[Items from a data source]
Start of Block

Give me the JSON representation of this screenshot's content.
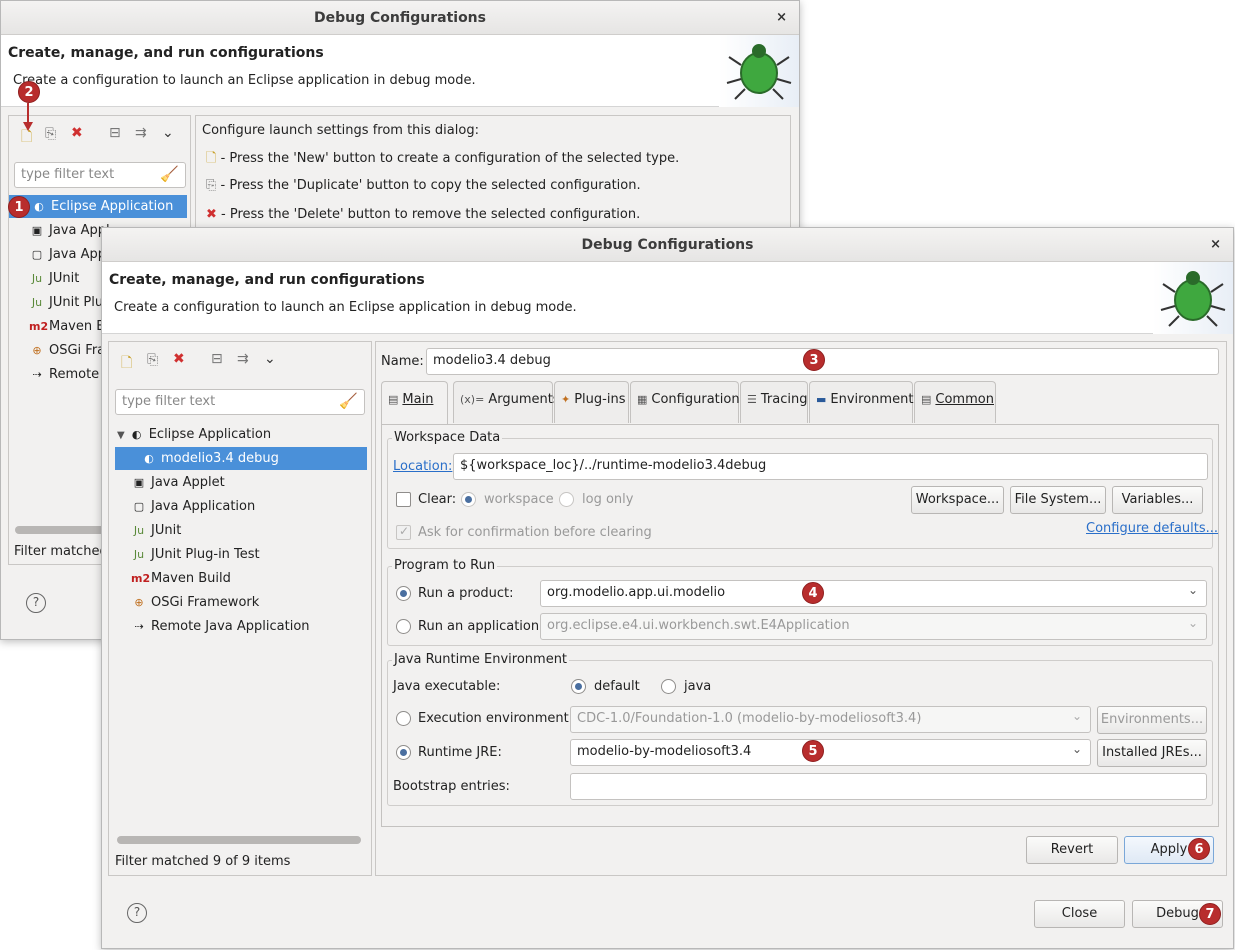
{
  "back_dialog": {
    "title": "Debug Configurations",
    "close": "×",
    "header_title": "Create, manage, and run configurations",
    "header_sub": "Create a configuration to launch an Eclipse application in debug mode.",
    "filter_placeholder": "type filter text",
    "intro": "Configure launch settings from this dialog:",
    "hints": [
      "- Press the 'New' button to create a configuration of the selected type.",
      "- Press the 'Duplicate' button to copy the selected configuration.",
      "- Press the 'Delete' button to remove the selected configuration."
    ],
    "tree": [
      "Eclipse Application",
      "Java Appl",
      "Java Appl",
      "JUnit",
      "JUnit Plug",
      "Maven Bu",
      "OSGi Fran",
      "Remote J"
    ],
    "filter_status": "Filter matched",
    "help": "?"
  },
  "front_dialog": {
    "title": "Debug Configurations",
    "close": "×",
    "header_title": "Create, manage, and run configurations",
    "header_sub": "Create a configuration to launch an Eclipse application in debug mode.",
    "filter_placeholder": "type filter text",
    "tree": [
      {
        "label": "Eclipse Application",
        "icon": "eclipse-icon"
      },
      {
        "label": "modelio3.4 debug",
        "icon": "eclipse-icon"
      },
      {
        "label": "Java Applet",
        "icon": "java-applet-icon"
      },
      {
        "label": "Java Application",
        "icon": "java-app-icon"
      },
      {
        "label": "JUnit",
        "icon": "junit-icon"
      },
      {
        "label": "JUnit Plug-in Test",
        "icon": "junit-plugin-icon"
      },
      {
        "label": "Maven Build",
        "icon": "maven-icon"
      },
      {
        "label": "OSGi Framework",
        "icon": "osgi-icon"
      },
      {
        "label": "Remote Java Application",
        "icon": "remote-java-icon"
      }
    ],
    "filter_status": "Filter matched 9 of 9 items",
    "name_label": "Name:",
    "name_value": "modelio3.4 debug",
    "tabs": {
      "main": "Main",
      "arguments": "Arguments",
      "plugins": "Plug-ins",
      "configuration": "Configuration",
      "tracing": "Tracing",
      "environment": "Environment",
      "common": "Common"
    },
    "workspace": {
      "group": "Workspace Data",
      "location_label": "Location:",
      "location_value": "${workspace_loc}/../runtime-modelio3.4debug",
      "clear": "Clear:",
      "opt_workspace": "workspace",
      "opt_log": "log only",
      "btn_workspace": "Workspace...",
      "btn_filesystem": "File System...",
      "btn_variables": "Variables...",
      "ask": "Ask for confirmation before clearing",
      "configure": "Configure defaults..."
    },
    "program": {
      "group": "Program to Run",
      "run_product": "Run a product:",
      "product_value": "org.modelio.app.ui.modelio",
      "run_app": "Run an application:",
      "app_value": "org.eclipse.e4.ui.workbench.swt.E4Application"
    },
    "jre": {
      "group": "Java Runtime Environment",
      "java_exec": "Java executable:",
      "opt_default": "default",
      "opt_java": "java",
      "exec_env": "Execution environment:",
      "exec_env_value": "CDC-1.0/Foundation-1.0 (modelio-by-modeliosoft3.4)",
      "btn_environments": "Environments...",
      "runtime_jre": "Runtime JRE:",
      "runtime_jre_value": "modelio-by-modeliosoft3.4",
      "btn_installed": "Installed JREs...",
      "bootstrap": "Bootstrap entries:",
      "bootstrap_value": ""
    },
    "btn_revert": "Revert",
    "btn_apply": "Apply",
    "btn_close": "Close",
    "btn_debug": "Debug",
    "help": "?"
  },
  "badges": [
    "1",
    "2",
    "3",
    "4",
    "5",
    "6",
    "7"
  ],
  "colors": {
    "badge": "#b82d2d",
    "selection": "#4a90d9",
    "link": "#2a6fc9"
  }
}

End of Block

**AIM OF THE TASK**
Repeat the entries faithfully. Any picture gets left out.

**ANSWER BOX**
Give me the JSON representation of this screenshot's content.
{
  "back_dialog": {
    "title": "Debug Configurations",
    "close": "×",
    "header_title": "Create, manage, and run configurations",
    "header_sub": "Create a configuration to launch an Eclipse application in debug mode.",
    "filter_placeholder": "type filter text",
    "intro": "Configure launch settings from this dialog:",
    "hints": [
      "- Press the 'New' button to create a configuration of the selected type.",
      "- Press the 'Duplicate' button to copy the selected configuration.",
      "- Press the 'Delete' button to remove the selected configuration."
    ],
    "tree": [
      "Eclipse Application",
      "Java Appl",
      "Java Appl",
      "JUnit",
      "JUnit Plug",
      "Maven Bu",
      "OSGi Fran",
      "Remote J"
    ],
    "filter_status": "Filter matched",
    "help": "?"
  },
  "front_dialog": {
    "title": "Debug Configurations",
    "close": "×",
    "header_title": "Create, manage, and run configurations",
    "header_sub": "Create a configuration to launch an Eclipse application in debug mode.",
    "filter_placeholder": "type filter text",
    "tree": [
      {
        "label": "Eclipse Application",
        "icon": "eclipse-icon"
      },
      {
        "label": "modelio3.4 debug",
        "icon": "eclipse-icon"
      },
      {
        "label": "Java Applet",
        "icon": "java-applet-icon"
      },
      {
        "label": "Java Application",
        "icon": "java-app-icon"
      },
      {
        "label": "JUnit",
        "icon": "junit-icon"
      },
      {
        "label": "JUnit Plug-in Test",
        "icon": "junit-plugin-icon"
      },
      {
        "label": "Maven Build",
        "icon": "maven-icon"
      },
      {
        "label": "OSGi Framework",
        "icon": "osgi-icon"
      },
      {
        "label": "Remote Java Application",
        "icon": "remote-java-icon"
      }
    ],
    "filter_status": "Filter matched 9 of 9 items",
    "name_label": "Name:",
    "name_value": "modelio3.4 debug",
    "tabs": {
      "main": "Main",
      "arguments": "Arguments",
      "plugins": "Plug-ins",
      "configuration": "Configuration",
      "tracing": "Tracing",
      "environment": "Environment",
      "common": "Common"
    },
    "workspace": {
      "group": "Workspace Data",
      "location_label": "Location:",
      "location_value": "${workspace_loc}/../runtime-modelio3.4debug",
      "clear": "Clear:",
      "opt_workspace": "workspace",
      "opt_log": "log only",
      "btn_workspace": "Workspace...",
      "btn_filesystem": "File System...",
      "btn_variables": "Variables...",
      "ask": "Ask for confirmation before clearing",
      "configure": "Configure defaults..."
    },
    "program": {
      "group": "Program to Run",
      "run_product": "Run a product:",
      "product_value": "org.modelio.app.ui.modelio",
      "run_app": "Run an application:",
      "app_value": "org.eclipse.e4.ui.workbench.swt.E4Application"
    },
    "jre": {
      "group": "Java Runtime Environment",
      "java_exec": "Java executable:",
      "opt_default": "default",
      "opt_java": "java",
      "exec_env": "Execution environment:",
      "exec_env_value": "CDC-1.0/Foundation-1.0 (modelio-by-modeliosoft3.4)",
      "btn_environments": "Environments...",
      "runtime_jre": "Runtime JRE:",
      "runtime_jre_value": "modelio-by-modeliosoft3.4",
      "btn_installed": "Installed JREs...",
      "bootstrap": "Bootstrap entries:",
      "bootstrap_value": ""
    },
    "btn_revert": "Revert",
    "btn_apply": "Apply",
    "btn_close": "Close",
    "btn_debug": "Debug",
    "help": "?"
  },
  "badges": [
    "1",
    "2",
    "3",
    "4",
    "5",
    "6",
    "7"
  ],
  "colors": {
    "badge": "#b82d2d",
    "selection": "#4a90d9",
    "link": "#2a6fc9"
  }
}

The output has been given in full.